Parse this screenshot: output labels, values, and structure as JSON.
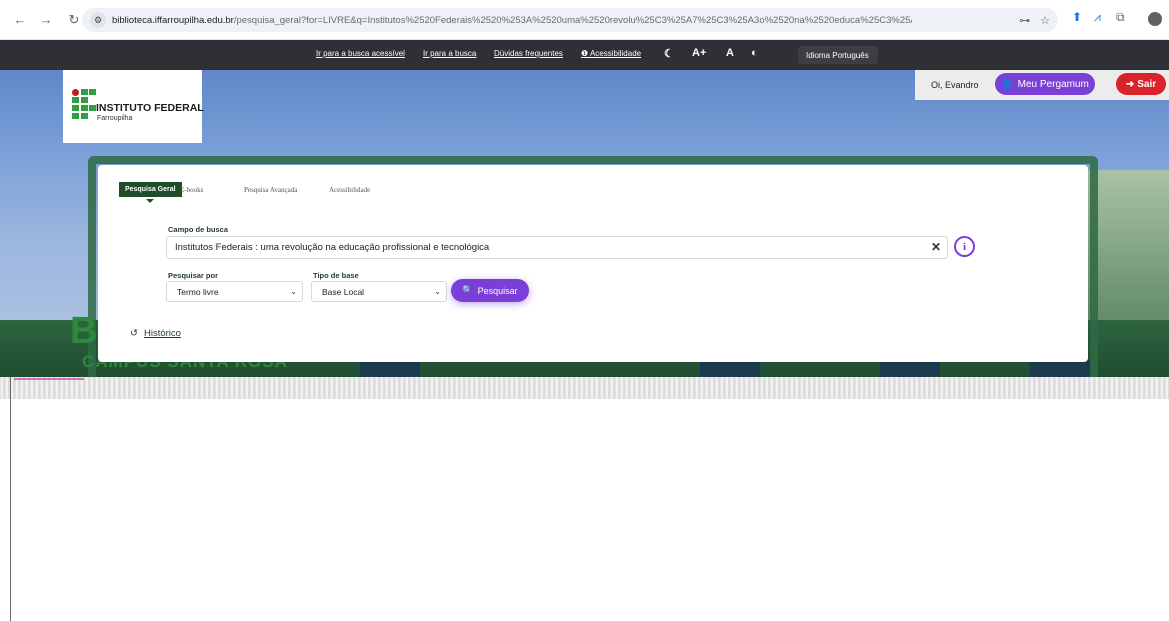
{
  "browser": {
    "url_host": "biblioteca.iffarroupilha.edu.br",
    "url_path": "/pesquisa_geral?for=LIVRE&q=Institutos%2520Federais%2520%253A%2520uma%2520revolu%25C3%25A7%25C3%25A3o%2520na%2520educa%25C3%25A7%25C3%25A3o%2520profissional%2520e%2520t..."
  },
  "accessibility_bar": {
    "links": [
      "Ir para a busca acessível",
      "Ir para a busca",
      "Dúvidas frequentes",
      "Acessibilidade"
    ],
    "font_plus": "A+",
    "font_normal": "A",
    "language": "Idioma Português"
  },
  "header": {
    "logo_title": "INSTITUTO FEDERAL",
    "logo_subtitle": "Farroupilha",
    "greeting": "Oi, Evandro",
    "meu_pergamum": "Meu Pergamum",
    "sair": "Sair",
    "hero_letter": "B",
    "hero_campus": "CAMPUS SANTA ROSA"
  },
  "search": {
    "tabs": [
      "Pesquisa Geral",
      "E-books",
      "Pesquisa Avançada",
      "Acessibilidade"
    ],
    "field_label": "Campo de busca",
    "field_value": "Institutos Federais : uma revolução na educação profissional e tecnológica",
    "search_by_label": "Pesquisar por",
    "search_by_value": "Termo livre",
    "base_label": "Tipo de base",
    "base_value": "Base Local",
    "button_label": "Pesquisar",
    "history_label": "Histórico"
  },
  "colors": {
    "accent_purple": "#7a3fd6",
    "sair_red": "#d9232a",
    "tab_green": "#1e4d2b",
    "brand_green": "#2f9e41"
  }
}
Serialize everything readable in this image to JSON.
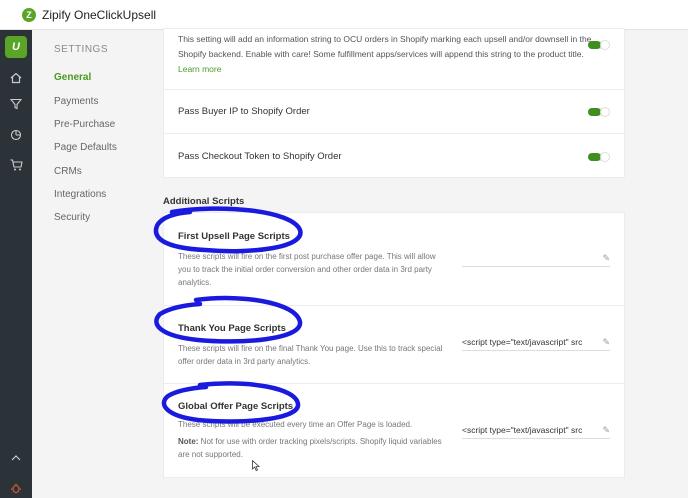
{
  "app": {
    "logo_letter": "Z",
    "title": "Zipify OneClickUpsell"
  },
  "leftbar": {
    "logo_letter": "U",
    "icons": [
      "home-icon",
      "funnel-icon",
      "chart-icon",
      "cart-icon"
    ],
    "bottom_icons": [
      "chevron-up-icon",
      "bug-icon"
    ]
  },
  "sidebar": {
    "heading": "SETTINGS",
    "items": [
      {
        "label": "General",
        "active": true
      },
      {
        "label": "Payments",
        "active": false
      },
      {
        "label": "Pre-Purchase",
        "active": false
      },
      {
        "label": "Page Defaults",
        "active": false
      },
      {
        "label": "CRMs",
        "active": false
      },
      {
        "label": "Integrations",
        "active": false
      },
      {
        "label": "Security",
        "active": false
      }
    ]
  },
  "settings": {
    "info_string_line1": "This setting will add an information string to OCU orders in Shopify marking each upsell and/or downsell in the",
    "info_string_line2": "Shopify backend. Enable with care! Some fulfillment apps/services will append this string to the product title.",
    "learn_more": "Learn more",
    "pass_buyer_ip": "Pass Buyer IP to Shopify Order",
    "pass_checkout_token": "Pass Checkout Token to Shopify Order"
  },
  "additional_scripts": {
    "title": "Additional Scripts",
    "first_upsell": {
      "title": "First Upsell Page Scripts",
      "desc_line1": "These scripts will fire on the first post purchase offer page. This will allow",
      "desc_line2": "you to track the initial order conversion and other order data in 3rd party",
      "desc_line3": "analytics.",
      "value": ""
    },
    "thank_you": {
      "title": "Thank You Page Scripts",
      "desc_line1": "These scripts will fire on the final Thank You page. Use this to track special",
      "desc_line2": "offer order data in 3rd party analytics.",
      "value": "<script type=\"text/javascript\" src"
    },
    "global_offer": {
      "title": "Global Offer Page Scripts",
      "desc_line1": "These scripts will be executed every time an Offer Page is loaded.",
      "note_label": "Note:",
      "note_line1": " Not for use with order tracking pixels/scripts. Shopify liquid variables",
      "note_line2": "are not supported.",
      "value": "<script type=\"text/javascript\" src"
    }
  },
  "colors": {
    "accent": "#4a9a22",
    "annotation": "#1a1adf",
    "leftbar": "#2c3338"
  }
}
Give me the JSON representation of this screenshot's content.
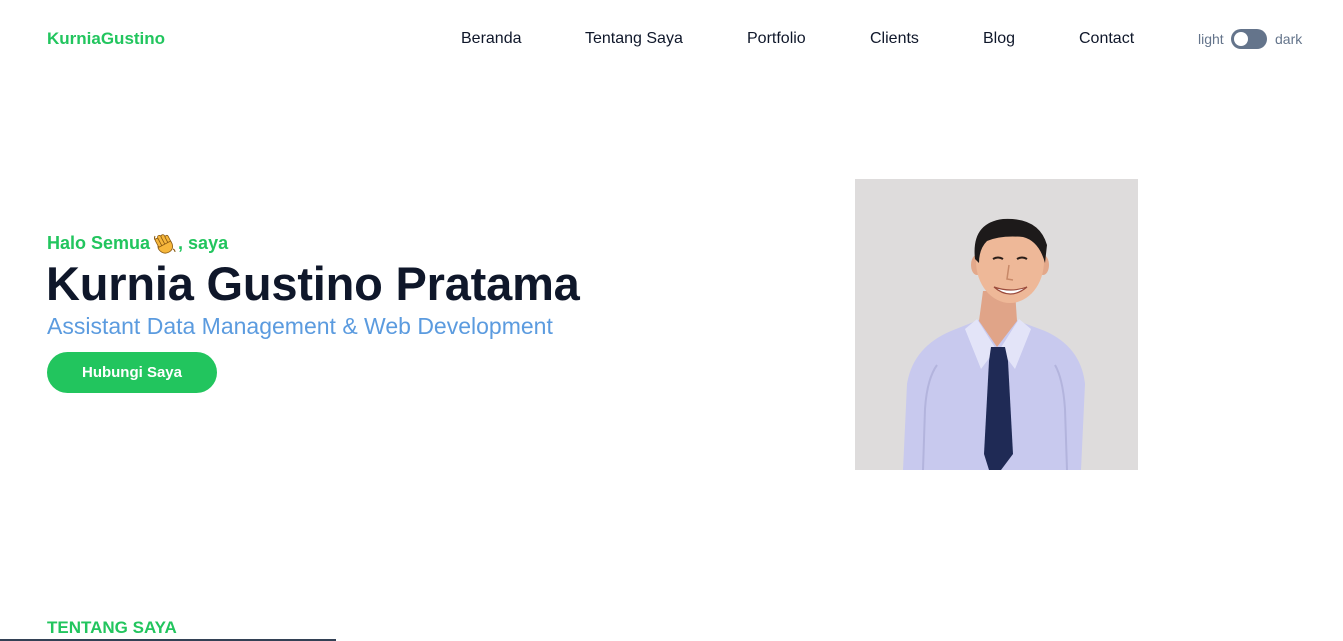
{
  "header": {
    "logo": "KurniaGustino",
    "nav": [
      {
        "label": "Beranda"
      },
      {
        "label": "Tentang Saya"
      },
      {
        "label": "Portfolio"
      },
      {
        "label": "Clients"
      },
      {
        "label": "Blog"
      },
      {
        "label": "Contact"
      }
    ],
    "theme_toggle": {
      "light_label": "light",
      "dark_label": "dark",
      "state": "light"
    }
  },
  "hero": {
    "greeting_before": "Halo Semua",
    "greeting_icon": "waving-hand-icon",
    "greeting_after": ", saya",
    "name": "Kurnia Gustino Pratama",
    "role": "Assistant Data Management & Web Development",
    "cta_label": "Hubungi Saya",
    "photo_alt": "Kurnia Gustino Pratama"
  },
  "about": {
    "heading": "TENTANG SAYA"
  },
  "colors": {
    "accent": "#22c55e",
    "text": "#0f172a",
    "role": "#5b9bdf",
    "muted": "#64748b",
    "photo_bg": "#dedcdc"
  }
}
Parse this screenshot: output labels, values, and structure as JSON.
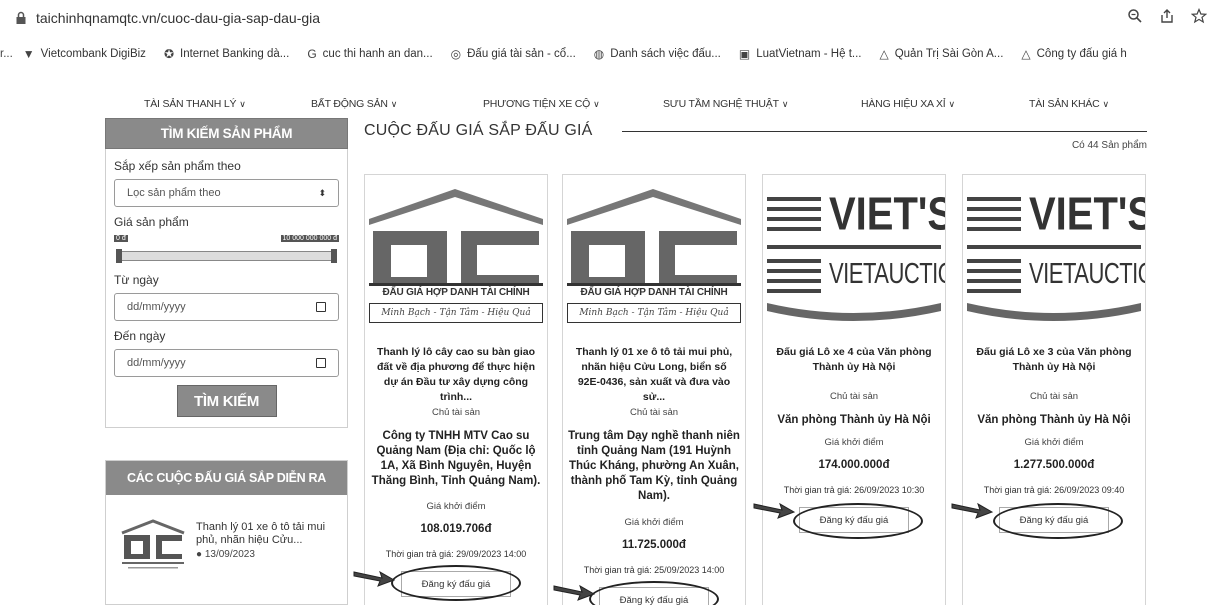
{
  "browser": {
    "url": "taichinhqnamqtc.vn/cuoc-dau-gia-sap-dau-gia"
  },
  "bookmarks": [
    {
      "label": "Vietcombank DigiBiz"
    },
    {
      "label": "Internet Banking dà..."
    },
    {
      "label": "cuc thi hanh an dan..."
    },
    {
      "label": "Đấu giá tài sản - cổ..."
    },
    {
      "label": "Danh sách việc đấu..."
    },
    {
      "label": "LuatVietnam - Hệ t..."
    },
    {
      "label": "Quản Trị Sài Gòn A..."
    },
    {
      "label": "Công ty đấu giá h"
    }
  ],
  "catnav": [
    {
      "label": "TÀI SẢN THANH LÝ"
    },
    {
      "label": "BẤT ĐỘNG SẢN"
    },
    {
      "label": "PHƯƠNG TIỆN XE CỘ"
    },
    {
      "label": "SƯU TẦM NGHỆ THUẬT"
    },
    {
      "label": "HÀNG HIỆU XA XỈ"
    },
    {
      "label": "TÀI SẢN KHÁC"
    }
  ],
  "sidebar": {
    "search_title": "TÌM KIẾM SẢN PHẨM",
    "sort_label": "Sắp xếp sản phẩm theo",
    "sort_value": "Lọc sản phẩm theo",
    "price_label": "Giá sản phẩm",
    "price_min": "0 đ",
    "price_max": "10 000 000 000 đ",
    "from_label": "Từ ngày",
    "from_value": "dd/mm/yyyy",
    "to_label": "Đến ngày",
    "to_value": "dd/mm/yyyy",
    "search_button": "TÌM KIẾM",
    "upcoming_title": "CÁC CUỘC ĐẤU GIÁ SẮP DIỄN RA",
    "upcoming_item": {
      "title": "Thanh lý 01 xe ô tô tải mui phủ, nhãn hiệu Cửu...",
      "date": "13/09/2023"
    }
  },
  "main": {
    "title": "CUỘC ĐẤU GIÁ SẮP ĐẤU GIÁ",
    "count": "Có 44 Sản phẩm"
  },
  "logo_text": {
    "qtc_caption": "ĐẤU GIÁ HỢP DANH TÀI CHÍNH",
    "qtc_slogan": "Minh Bạch - Tận Tâm - Hiệu Quả",
    "viet_top": "VIET'S",
    "viet_bottom": "VIETAUCTION"
  },
  "cards": [
    {
      "title": "Thanh lý lô cây cao su bàn giao đất về địa phương để thực hiện dự án Đầu tư xây dựng công trình...",
      "owner_label": "Chủ tài sản",
      "owner": "Công ty TNHH MTV Cao su Quảng Nam (Địa chỉ: Quốc lộ 1A, Xã Bình Nguyên, Huyện Thăng Bình, Tỉnh Quảng Nam).",
      "price_label": "Giá khởi điểm",
      "price": "108.019.706đ",
      "time": "Thời gian trả giá: 29/09/2023 14:00",
      "register": "Đăng ký đấu giá"
    },
    {
      "title": "Thanh lý 01 xe ô tô tải mui phủ, nhãn hiệu Cửu Long, biển số 92E-0436, sản xuất và đưa vào sử...",
      "owner_label": "Chủ tài sản",
      "owner": "Trung tâm Dạy nghề thanh niên tỉnh Quảng Nam (191 Huỳnh Thúc Kháng, phường An Xuân, thành phố Tam Kỳ, tỉnh Quảng Nam).",
      "price_label": "Giá khởi điểm",
      "price": "11.725.000đ",
      "time": "Thời gian trả giá: 25/09/2023 14:00",
      "register": "Đăng ký đấu giá"
    },
    {
      "title": "Đấu giá Lô xe 4 của Văn phòng Thành ủy Hà Nội",
      "owner_label": "Chủ tài sản",
      "owner": "Văn phòng Thành ủy Hà Nội",
      "price_label": "Giá khởi điểm",
      "price": "174.000.000đ",
      "time": "Thời gian trả giá: 26/09/2023 10:30",
      "register": "Đăng ký đấu giá"
    },
    {
      "title": "Đấu giá Lô xe 3 của Văn phòng Thành ủy Hà Nội",
      "owner_label": "Chủ tài sản",
      "owner": "Văn phòng Thành ủy Hà Nội",
      "price_label": "Giá khởi điểm",
      "price": "1.277.500.000đ",
      "time": "Thời gian trả giá: 26/09/2023 09:40",
      "register": "Đăng ký đấu giá"
    }
  ]
}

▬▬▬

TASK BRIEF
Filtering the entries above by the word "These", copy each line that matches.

THE ANSWER
      "desc_line1": "These scripts will fire on the first post purchase offer page. This will allow",
      "desc_line1": "These scripts will fire on the final Thank You page. Use this to track special",
      "desc_line1": "These scripts will be executed every time an Offer Page is loaded.",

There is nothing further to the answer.